Four years after leaving a gutted District school board, former City Administrator Robert C. Bobb is reentering D.C. government service, joining the board of the embattled nonprofit implicated in a former D.C. Council member’s theft of city funds.
Mayor Vincent C. Gray (D) appointed Bobb and Megan Martin, an associate at the Center for the Study of Social Policy, to the Children and Youth Investment Trust Corp. board in a mayoral order signed Monday. Gray spokesman Pedro Ribeiro said the two will be sworn in within days.
Bobb said he agreed to serve on the Trust’s board at Gray’s request because it “needs a fresh set of eyes on how to save it.” He said he plans to focus, for one, on its finances and its troublesome relations with elected officials.
“Obviously something in the system has failed,” he said, referring to Harry Thomas Jr.’s crimes, which involved directing earmarks through the Trust to nonprofit groups that paid him kickbacks. “I do think very strongly that we have to take politics out of the Trust.”
The appointments come less than a week after the Trust’s board voted to dismiss CEO Ellen London, who had the support of the Gray administration but found her board backing diminish after council hearings focused on her role in administering grants that ended up in Thomas’s pockets.
London’s firing came as a surprise to the Gray administration’s top human services official.
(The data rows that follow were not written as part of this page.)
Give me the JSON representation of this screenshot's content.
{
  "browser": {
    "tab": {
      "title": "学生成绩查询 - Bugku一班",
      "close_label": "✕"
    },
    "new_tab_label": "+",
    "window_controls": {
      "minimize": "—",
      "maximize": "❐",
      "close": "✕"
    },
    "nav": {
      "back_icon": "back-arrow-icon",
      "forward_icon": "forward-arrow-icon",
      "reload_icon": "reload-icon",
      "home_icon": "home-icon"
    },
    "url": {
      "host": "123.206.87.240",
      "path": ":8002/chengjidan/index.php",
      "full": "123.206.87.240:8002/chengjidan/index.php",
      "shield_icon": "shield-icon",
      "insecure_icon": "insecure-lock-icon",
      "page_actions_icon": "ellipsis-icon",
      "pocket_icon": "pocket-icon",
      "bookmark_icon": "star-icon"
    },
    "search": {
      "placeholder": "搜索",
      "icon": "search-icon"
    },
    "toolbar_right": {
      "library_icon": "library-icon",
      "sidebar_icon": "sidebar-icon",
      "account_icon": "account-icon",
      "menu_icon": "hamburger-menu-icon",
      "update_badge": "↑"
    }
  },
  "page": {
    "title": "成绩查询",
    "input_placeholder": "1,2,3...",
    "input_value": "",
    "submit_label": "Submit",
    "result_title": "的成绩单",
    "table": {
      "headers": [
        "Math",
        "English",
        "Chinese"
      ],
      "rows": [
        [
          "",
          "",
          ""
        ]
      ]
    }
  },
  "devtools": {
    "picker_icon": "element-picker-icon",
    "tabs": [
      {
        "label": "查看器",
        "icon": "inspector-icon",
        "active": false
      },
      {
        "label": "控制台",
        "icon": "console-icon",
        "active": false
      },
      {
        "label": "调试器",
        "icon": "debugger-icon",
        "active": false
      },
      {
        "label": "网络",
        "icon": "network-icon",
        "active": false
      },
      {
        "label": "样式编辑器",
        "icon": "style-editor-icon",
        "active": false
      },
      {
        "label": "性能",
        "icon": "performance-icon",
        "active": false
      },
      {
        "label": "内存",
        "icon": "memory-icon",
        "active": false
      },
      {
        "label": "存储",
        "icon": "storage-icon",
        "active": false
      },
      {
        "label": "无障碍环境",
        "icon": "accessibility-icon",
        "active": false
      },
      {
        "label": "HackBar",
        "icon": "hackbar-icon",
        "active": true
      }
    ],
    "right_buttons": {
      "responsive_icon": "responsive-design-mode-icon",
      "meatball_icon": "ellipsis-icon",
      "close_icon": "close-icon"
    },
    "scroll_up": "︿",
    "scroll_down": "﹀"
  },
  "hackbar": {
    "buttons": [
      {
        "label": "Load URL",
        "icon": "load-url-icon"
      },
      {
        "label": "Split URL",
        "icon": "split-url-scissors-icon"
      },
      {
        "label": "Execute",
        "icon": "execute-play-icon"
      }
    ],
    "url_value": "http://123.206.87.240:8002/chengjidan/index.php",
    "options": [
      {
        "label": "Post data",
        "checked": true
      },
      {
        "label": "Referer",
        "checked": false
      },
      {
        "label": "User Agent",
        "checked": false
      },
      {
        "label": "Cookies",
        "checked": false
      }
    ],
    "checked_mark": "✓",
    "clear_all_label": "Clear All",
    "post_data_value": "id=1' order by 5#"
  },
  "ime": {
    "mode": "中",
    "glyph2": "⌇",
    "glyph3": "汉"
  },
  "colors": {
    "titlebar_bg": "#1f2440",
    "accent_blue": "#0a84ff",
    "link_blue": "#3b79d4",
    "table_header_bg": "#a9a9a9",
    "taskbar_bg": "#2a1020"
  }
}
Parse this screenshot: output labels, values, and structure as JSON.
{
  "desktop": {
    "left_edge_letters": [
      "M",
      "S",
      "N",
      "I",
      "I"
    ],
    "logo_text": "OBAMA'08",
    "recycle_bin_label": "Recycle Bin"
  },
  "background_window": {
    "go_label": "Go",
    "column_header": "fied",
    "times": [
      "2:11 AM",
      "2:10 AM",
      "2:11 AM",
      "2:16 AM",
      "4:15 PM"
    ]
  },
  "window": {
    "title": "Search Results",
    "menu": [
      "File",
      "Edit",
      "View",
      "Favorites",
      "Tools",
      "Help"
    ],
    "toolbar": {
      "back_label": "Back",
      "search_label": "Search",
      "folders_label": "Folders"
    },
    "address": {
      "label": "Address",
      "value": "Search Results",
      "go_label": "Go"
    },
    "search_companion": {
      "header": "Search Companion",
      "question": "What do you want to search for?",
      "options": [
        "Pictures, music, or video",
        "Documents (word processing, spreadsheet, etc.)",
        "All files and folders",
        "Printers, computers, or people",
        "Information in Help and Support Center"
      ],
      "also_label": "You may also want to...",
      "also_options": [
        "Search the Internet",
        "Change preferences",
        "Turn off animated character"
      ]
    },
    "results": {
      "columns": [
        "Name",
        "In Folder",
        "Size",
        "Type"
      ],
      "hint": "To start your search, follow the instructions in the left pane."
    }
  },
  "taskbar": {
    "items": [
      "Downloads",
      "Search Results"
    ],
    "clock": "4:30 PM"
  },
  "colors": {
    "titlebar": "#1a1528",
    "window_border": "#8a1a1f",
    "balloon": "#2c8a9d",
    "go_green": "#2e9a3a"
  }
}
”I think it was an unfortunate decision,” said Beatriz “B.B.” Otero, Gray’s deputy mayor for health and human services. “I believe that Ellen was doing a very good job. ... That said, the board has a governance responsibility, and I have to take that as their decision.”
Otero added that the District government — by far, the Trust’s largest source of income in recent years — is “an important partner” and that she “would have hoped they had consulted with us in some way.”
In the coming days, D.C. Council member Jim Graham (D-Ward 1) is expected to release the findings of a probe into the grants and operations of the Trust. The investigation has focused on the period in which Thomas stole well over $300,000 .
Graham said he was intrigued by Bobb’s appointment.
“He obviously has a considerable background in child and family issues,” he said. “He’s known as a vigorous and dynamic personality. It would seem that carries a message, that the mayor is going to be engaged in these issues.”
Ribeiro said the new appointees are meant to “bring additional leadership and stability to the Trust to help it get back to its focus on helping District youth.”
Bobb was handily elected to the presidency of the D.C. Board of Education in 2006 after serving more than three years as Mayor Anthony A. Williams’s city administrator. Bobb, though beset by contracting controversies, was regarded as a talented and effective manager, and his school board run was widely seen as a prelude to future citywide campaigns.
But before Bobb was sworn in, Mayor Adrian M. Fenty (D) announced he would move to strip the board of its most significant responsibilities, placing the day-to-day management of the D.C. Public Schools under mayoral control. Bobb was unable to turn the political tide, and in 2007 the D.C. Board of Education became the much less powerful State Board of Education, with limited duties that mostly involve education policy matters.
Bobb decided in 2008 not to seek another term as board chair and, in 2009, accepted a high-profile job as emergency financial manager of the Detroit Public Schools which he kept until 2011. Since then, he has moved back to D.C. where he has opened a consulting firm; the Richmond city schools recently announced he would consult on their finances.
Bobb said he plans to make use of his years of experience, both inside and outside the District government, on the Trust board. “I have a tremendous track record in Detroit in ridding a system of waste, fraud and abuse,” Bobb said. “It speaks for itself.”
With the two new picks, four of the seven members of the Trust’s board are now mayoral appointees. One sitting mayor-appointed member, former D.C. Public Schools official Kathy Lally, indicated to fellow board members that she intended to step down in the wake of the London firing, but Otero said Tuesday she would remain on the board. Lally has not returned calls for comment.
Bobb acknowledged he spoke to Gray about becoming the board’s chairman but said any determination awaits “further discussion” with Gray and Otero. Regardless, he said, “I’m not going to be there to be a shrinking violet.”
The board’s current chairwoman, Winifred Carson Smith, declined to comment on the new appointees except to say that she appreciated having a full board to work with. “This is the first time we’ve had a full board complement under this new administration,” she said.